Nate Dogg's legacy of sweet hooks for hard rappers
With the passing of Nathaniel “Nate Dogg” Hale, L.A. rap lost not only one of its cultural godfathers, but also one of its most distinctive stylists.
Hale’s vocal hooks are embedded in the DNA of West Coast’s rap’s musicality as much as Dre’s serpentine synth leads and Snoop’s stoned menace. Hale’s voice was a kind of outsider soul, a little droll in delivery and full of big, resonant vowels that were sexy but defiantly unsmooth. He lent a certain joie de vive to even the most troublesome tunes in the Death Row catalog -- his lines alone kept “Ain’t No Fun” grounded as a wink-nudge party song when it could have been a misogynist’s how-to manual.
His exaggerated vibrato made these songs physically fun to sing, even if you’re too drunk to rap along in the late hours. His lack of a big range only helped in this respect -- no matter how deep you are into the bottle at the end of a night, you can still chime in with “Regulate.” Years after g-funk’s heyday, when pitch-correction isn’t just everywhere but an expectation of any hook-singer, the forthrightness and charisma of Hale’s tone is a sound that just won’t be repeated.
That brings up the second of his great contributions to rap -- the idea that an original hook man is as essential to any production as an MC or the guy on the boards. Rap was never chorus-averse in its history, but the choruses often came from sampled material or more of a incantatory party chant. Nate Dogg wouldn’t have stood a chance in the Motown or Stax stables, but his delivery provided a perfect translator between the smoothness of R&B and the rowdy, violent vibes of his Death Row peers. Anything messier wouldn’t have stuck as a hit; anything sweeter wouldn’t have been trusted.

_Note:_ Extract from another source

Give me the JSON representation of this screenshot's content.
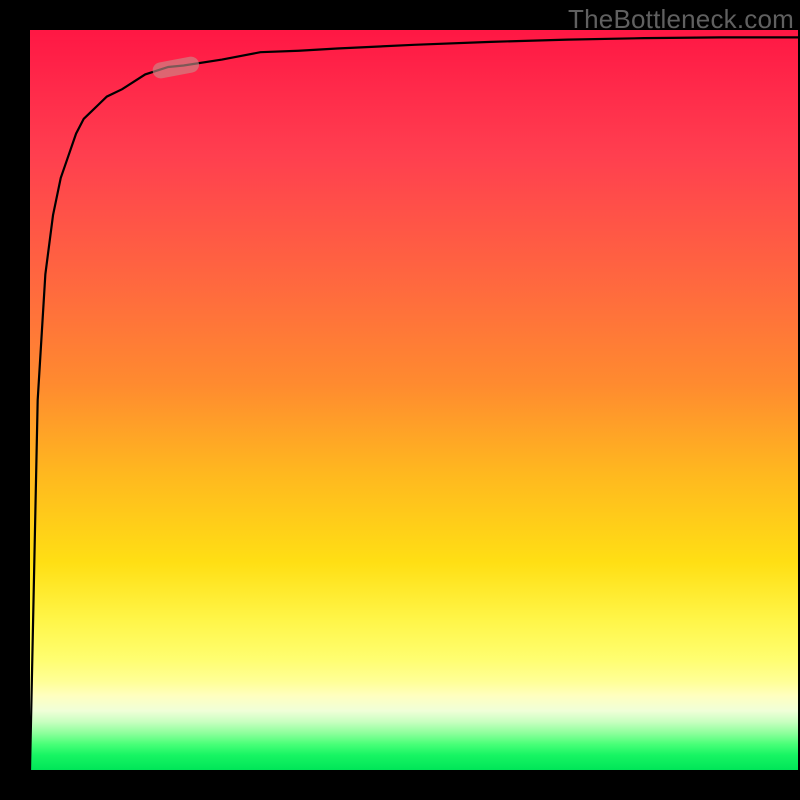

And now that role is the default in Top 40 rap today. Anytime you hear a Bruno Mars or a Jeremih or a Trey Songz hitting a chorus on another MC’s hook, thank Nate Dogg. R. Kelly calls himself “the R&B thug,” but Nate Dogg was a thug’s R&B guy.
-- August Brown